The US did not prioritise comfort on the C-17: this was an evacuation, so the soldiers thought practically. Accommodating as many as possible was the aim, even if it meant shoving people tightly on to the plane; even if a mix of male and female strangers were touching in a close space – usually unthinkable in Afghan culture.
All knew that thousands remained behind, some waiting under a scorchingly hot sun, sitting amid piling rubbish consisting of empty water bottles and full nappies. Children developed skin rashes, diarrhoea, heatstrokes. The two-year-old daughter of an Afghan interpreter who had worked for the US was trampled to death in a crowd outside the airport. Last Thursday, as many as 170 Afghans were killed in a suicide bombing and gun attack near the gates.
Some children on the flight remained cheerful. “I’m going to Kandahar,” said Arzam, a three-year-old girl heading to the US, who believed she was off to a place in southern Afghanistan she had heard of.
The sun had risen when the C-17 touched down at the al-Udeid airbase in Qatar, humid air rushing in as the door opened. The heat sat heavily, causing beads of sweat to form on people’s foreheads.
A mother stood up, holding the hands of her two adult sons, watching blank-faced as US soldiers unloaded people’s few belongings.
Passengers were not allowed to disembark until a uniformed American had set up a camera, filming the new arrivals walking off the plane. Almost 30,000 arrived at the al-Udeid transit hub in the past weeks, housed in large air-conditioned tents that offer shelter but little privacy, as documents are processed. Several colourful bouncy castles have been blown up outside for the children.
In the camp, communities have formed, organised around elders who listen and pass on the needs of those in the giant tent city: more blankets are needed, lost luggage still has not been found, toilets are overflowing.
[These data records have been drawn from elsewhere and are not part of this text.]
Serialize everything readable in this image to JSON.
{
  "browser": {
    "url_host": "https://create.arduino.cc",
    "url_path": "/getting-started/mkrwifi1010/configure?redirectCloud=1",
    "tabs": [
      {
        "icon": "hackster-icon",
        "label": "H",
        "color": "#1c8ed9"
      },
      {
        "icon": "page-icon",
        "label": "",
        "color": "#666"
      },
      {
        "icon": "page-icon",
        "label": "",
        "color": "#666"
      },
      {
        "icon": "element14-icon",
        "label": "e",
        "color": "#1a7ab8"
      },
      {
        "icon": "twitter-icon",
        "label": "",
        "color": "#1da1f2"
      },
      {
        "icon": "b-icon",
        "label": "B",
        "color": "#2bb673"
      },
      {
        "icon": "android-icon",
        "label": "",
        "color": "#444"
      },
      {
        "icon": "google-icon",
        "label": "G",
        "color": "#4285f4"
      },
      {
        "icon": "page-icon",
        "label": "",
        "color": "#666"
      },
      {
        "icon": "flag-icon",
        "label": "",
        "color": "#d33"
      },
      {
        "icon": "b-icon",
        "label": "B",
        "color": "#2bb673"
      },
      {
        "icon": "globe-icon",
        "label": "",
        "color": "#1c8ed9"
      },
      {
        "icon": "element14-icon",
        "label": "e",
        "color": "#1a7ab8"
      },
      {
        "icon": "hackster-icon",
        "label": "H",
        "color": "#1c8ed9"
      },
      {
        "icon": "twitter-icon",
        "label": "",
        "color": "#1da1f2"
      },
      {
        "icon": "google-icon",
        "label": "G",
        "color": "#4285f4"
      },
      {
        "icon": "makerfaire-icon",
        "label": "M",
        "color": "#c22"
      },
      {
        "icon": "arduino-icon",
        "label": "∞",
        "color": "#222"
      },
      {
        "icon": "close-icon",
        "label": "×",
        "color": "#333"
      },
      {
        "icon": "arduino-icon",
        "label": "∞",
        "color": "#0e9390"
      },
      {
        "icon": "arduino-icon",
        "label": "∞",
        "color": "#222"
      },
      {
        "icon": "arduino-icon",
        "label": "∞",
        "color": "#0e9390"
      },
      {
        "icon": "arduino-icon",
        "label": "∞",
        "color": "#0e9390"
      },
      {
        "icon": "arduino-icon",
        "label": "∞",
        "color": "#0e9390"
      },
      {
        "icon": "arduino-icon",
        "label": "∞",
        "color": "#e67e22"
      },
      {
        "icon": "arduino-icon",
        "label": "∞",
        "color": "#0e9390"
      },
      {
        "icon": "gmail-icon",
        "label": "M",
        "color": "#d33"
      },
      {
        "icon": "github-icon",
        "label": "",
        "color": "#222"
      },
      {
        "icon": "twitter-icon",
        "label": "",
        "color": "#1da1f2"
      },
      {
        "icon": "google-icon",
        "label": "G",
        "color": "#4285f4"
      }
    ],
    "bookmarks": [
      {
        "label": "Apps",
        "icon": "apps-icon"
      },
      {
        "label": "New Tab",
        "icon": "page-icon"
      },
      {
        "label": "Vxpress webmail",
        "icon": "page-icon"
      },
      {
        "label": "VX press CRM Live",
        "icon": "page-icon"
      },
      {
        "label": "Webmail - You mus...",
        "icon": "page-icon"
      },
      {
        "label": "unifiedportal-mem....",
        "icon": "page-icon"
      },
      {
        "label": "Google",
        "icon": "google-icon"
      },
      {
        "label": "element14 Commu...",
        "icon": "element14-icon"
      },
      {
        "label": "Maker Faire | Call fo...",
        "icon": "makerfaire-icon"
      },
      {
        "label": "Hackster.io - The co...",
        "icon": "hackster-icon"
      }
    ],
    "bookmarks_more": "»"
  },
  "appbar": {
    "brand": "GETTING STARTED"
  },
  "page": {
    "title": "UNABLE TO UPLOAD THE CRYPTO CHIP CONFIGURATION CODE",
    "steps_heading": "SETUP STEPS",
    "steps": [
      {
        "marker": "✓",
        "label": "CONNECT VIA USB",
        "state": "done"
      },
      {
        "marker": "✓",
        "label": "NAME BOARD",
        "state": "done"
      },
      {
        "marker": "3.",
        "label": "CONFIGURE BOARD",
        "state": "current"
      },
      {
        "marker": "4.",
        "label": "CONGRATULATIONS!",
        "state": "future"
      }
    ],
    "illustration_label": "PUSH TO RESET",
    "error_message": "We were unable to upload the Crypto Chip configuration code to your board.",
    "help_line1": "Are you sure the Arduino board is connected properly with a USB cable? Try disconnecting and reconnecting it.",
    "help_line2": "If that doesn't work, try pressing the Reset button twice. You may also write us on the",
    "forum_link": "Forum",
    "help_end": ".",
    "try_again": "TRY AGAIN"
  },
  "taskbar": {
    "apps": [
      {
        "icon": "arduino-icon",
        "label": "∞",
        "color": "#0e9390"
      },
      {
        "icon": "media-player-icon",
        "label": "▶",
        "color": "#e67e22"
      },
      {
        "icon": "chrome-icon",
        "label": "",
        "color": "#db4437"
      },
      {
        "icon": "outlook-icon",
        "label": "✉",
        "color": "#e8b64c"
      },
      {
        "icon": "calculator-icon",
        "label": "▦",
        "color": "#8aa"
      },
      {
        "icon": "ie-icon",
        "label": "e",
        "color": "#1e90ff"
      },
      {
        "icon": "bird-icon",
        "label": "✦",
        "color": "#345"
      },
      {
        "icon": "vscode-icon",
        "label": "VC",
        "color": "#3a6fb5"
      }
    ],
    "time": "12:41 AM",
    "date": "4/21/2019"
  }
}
While Qatar is a transit hub, Afghans have, in the past week, arrived in dozens of countries around the world. The UK, South Korea, Uganda, Germany, Mexico, Ukraine, France and Colombia are part of a long list.
As Afghans again flee the Taliban regime, they are again a nation uprooted and scattered.